Try it =>
Wherever the word "letter" occurs in the listing below, copy that whole line.

*** Block opens ***

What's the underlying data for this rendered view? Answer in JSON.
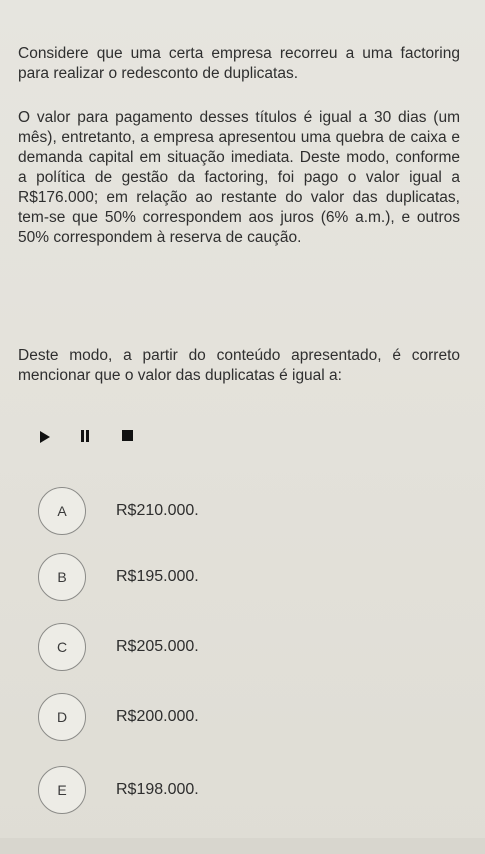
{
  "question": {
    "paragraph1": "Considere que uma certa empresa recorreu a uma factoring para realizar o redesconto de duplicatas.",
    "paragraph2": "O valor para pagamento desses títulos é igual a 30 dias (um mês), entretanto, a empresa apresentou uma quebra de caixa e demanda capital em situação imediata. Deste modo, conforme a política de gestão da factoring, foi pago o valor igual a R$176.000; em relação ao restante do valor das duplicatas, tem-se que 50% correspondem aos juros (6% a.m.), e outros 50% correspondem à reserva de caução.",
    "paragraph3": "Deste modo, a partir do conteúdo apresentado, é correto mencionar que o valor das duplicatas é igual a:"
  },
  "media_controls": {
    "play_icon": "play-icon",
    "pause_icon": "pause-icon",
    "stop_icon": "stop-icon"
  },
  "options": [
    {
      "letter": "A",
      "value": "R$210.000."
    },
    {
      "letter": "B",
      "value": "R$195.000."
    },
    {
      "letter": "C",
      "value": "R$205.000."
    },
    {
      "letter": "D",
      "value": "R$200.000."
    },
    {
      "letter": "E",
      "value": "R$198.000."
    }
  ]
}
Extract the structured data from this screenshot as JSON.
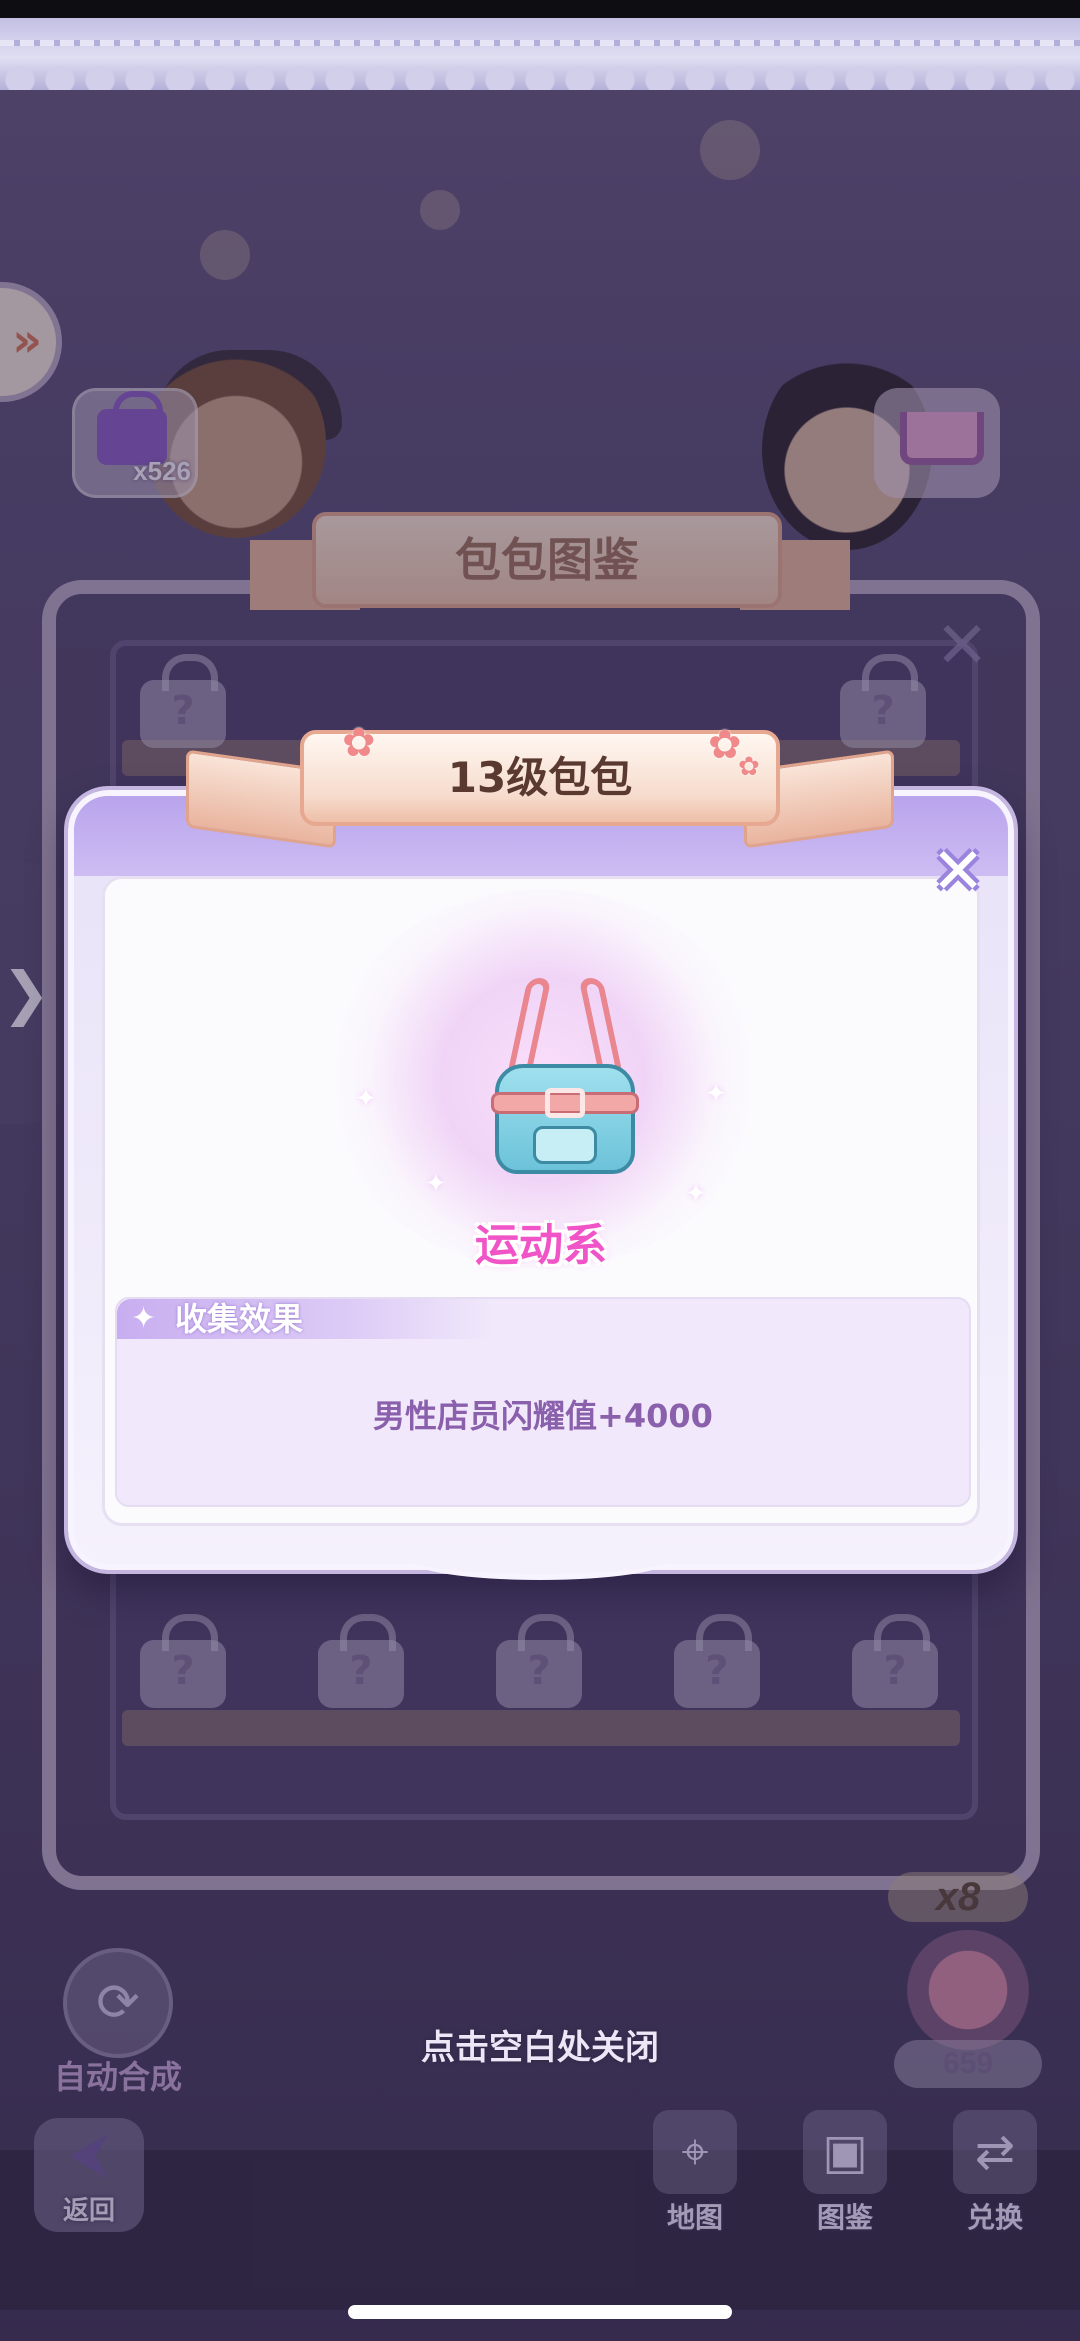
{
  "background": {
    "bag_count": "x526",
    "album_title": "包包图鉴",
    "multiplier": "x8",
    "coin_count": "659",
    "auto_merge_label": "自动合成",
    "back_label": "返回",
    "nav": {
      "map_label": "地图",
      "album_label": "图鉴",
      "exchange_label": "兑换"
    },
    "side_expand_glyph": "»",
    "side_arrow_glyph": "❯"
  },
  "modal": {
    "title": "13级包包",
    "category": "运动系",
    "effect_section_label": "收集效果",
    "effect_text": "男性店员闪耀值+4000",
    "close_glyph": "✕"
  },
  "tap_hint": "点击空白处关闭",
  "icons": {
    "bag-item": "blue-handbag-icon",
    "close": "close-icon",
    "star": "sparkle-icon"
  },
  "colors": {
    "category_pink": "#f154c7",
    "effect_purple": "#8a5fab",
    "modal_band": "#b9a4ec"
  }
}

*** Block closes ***

Finished task =>
      "letter": "A",
      "letter": "B",
      "letter": "C",
      "letter": "D",
      "letter": "E",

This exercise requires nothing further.